In early March 2021, President Wavel Ramkalawan announced that he expected 70 percent of the country’s 100,000 population to be vaccinated by mid March and that as such, the country’s borders could re-open on 25 March.
- The Republic of Seychelles, “Seychelles – Decent Work Country Programme, 2019-2023,” November 2018, https://www.ilo.org/wcmsp5/groups/public/—ed_mas/—program/documents/genericdocument/wcms_674580.pdf
- Africanews, “Coronavirus – Seychelles: Update as of 25th June 2020,” 27 June 2020, https://www.africanews.com/2020/06/27/coronavirus-seychelles-update-as-of-25th-june-2020//
- UN Committee on Migrant Workers (CMW), “Committee on the Protection of Migrant Workers Considers Situation in Seychelles,” 3 September 2015, https://www.ohchr.org/en/NewsEvents/Pages/DisplayNews.aspx?NewsID=16380&LangID=E
- Seychelles Nation, “Violations of Migrant Workers’ Rights,” 16 April 2018, http://www.nation.sc/archive/258476/violation-of-migrant-workers-rights
- Seychelles Prison Service, “@SeychellePrison – Twitter Account,” Twitter, https://twitter.com/SeychellePrison
- Seychelles Nation, “Fourth Consultative Session Chaired by President Danny Faure with Key Representatives of Government and Private Sector,” 3 June 2020, http://www.nation.sc/articles/4865/fourth-consultative-session-chaired-by-president-danny-faure-with-key-representatives-of-government-and-private-sector
- Today in Seychelles, “New Detention Facility at Airport for Illegal Immigrants,” 11 January 2016, https://www.facebook.com/todayinsey/photos/aviationnew-detention-facility-at-airport-for-illegal-immigrantson-average-25-pe/925330944171383/
- Government of the Seychelles, “Immigration Decree,” 1 January 1981, https://seylii.org/sc/legislation/consolidated-act/93
- UNDP, “COVID-19 Government Response in Mauritius and Seychelles,” 20 March 2020, https://www.undp.org/content/dam/rba/docs/COVID-19-CO-Response/Government_COVID_Responses_Mauritius_Seychelles_29March2020RB-2.pdf
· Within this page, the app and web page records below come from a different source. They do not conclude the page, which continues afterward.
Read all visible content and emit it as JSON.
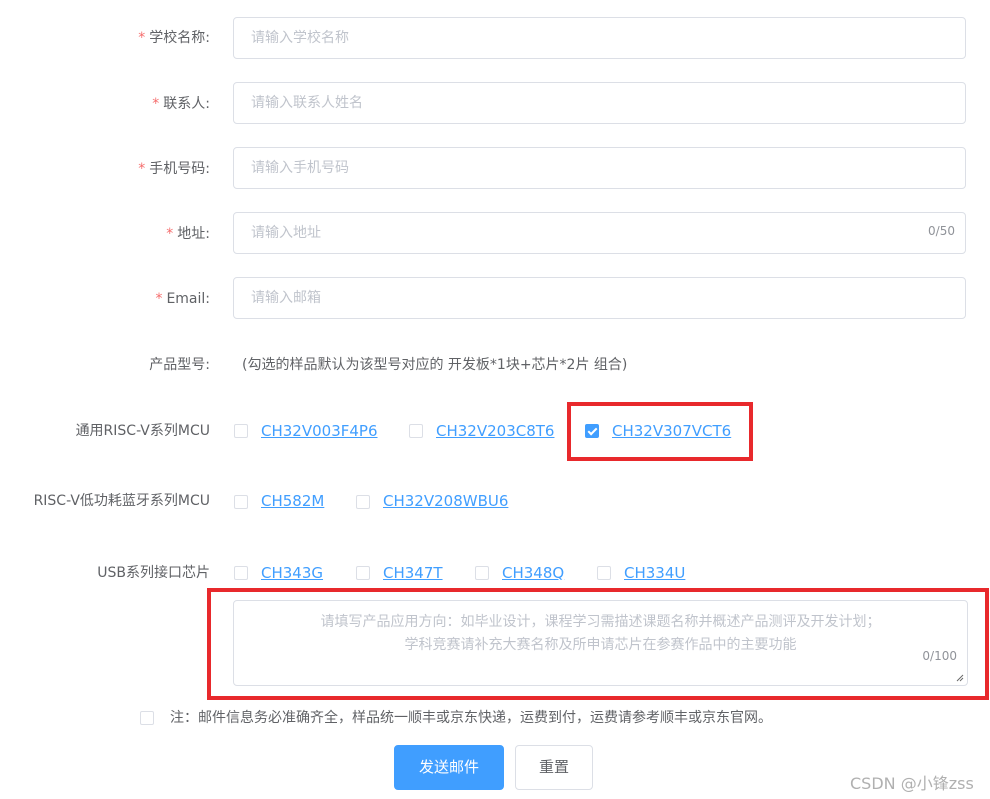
{
  "form": {
    "school": {
      "label": "学校名称:",
      "placeholder": "请输入学校名称"
    },
    "contact": {
      "label": "联系人:",
      "placeholder": "请输入联系人姓名"
    },
    "phone": {
      "label": "手机号码:",
      "placeholder": "请输入手机号码"
    },
    "address": {
      "label": "地址:",
      "placeholder": "请输入地址",
      "counter": "0/50"
    },
    "email": {
      "label": "Email:",
      "placeholder": "请输入邮箱"
    },
    "required_mark": "*"
  },
  "product": {
    "label": "产品型号:",
    "hint": "(勾选的样品默认为该型号对应的 开发板*1块+芯片*2片 组合)"
  },
  "groups": {
    "general_mcu": {
      "label": "通用RISC-V系列MCU",
      "items": [
        {
          "name": "CH32V003F4P6",
          "checked": false
        },
        {
          "name": "CH32V203C8T6",
          "checked": false
        },
        {
          "name": "CH32V307VCT6",
          "checked": true
        }
      ]
    },
    "ble_mcu": {
      "label": "RISC-V低功耗蓝牙系列MCU",
      "items": [
        {
          "name": "CH582M",
          "checked": false
        },
        {
          "name": "CH32V208WBU6",
          "checked": false
        }
      ]
    },
    "usb_chip": {
      "label": "USB系列接口芯片",
      "items": [
        {
          "name": "CH343G",
          "checked": false
        },
        {
          "name": "CH347T",
          "checked": false
        },
        {
          "name": "CH348Q",
          "checked": false
        },
        {
          "name": "CH334U",
          "checked": false
        }
      ]
    }
  },
  "application": {
    "placeholder_line1": "请填写产品应用方向：如毕业设计，课程学习需描述课题名称并概述产品测评及开发计划；",
    "placeholder_line2": "学科竞赛请补充大赛名称及所申请芯片在参赛作品中的主要功能",
    "counter": "0/100"
  },
  "note": {
    "text": "注：邮件信息务必准确齐全，样品统一顺丰或京东快递，运费到付，运费请参考顺丰或京东官网。",
    "checked": false
  },
  "buttons": {
    "submit": "发送邮件",
    "reset": "重置"
  },
  "watermark": "CSDN @小锋zss",
  "colors": {
    "primary": "#409eff",
    "highlight": "#e8292c",
    "required": "#f56c6c"
  }
}
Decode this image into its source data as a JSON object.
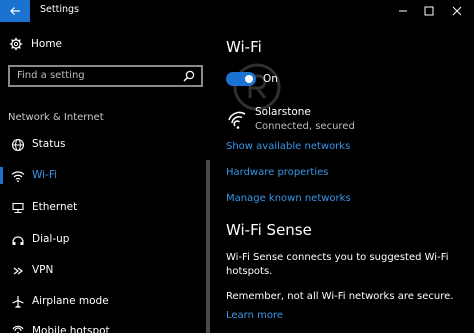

- K. Warren, “Seychelles is Opening to Tourists with no Quarantine or Vaccine Required, and it’s Following the Same Model the Maldives Used to Launch its Tourism Success Story,” The Insider, 10 March 2021, https://www.insider.com/seychelles-travel-covid-no-quarantine-or-vaccine-2021-3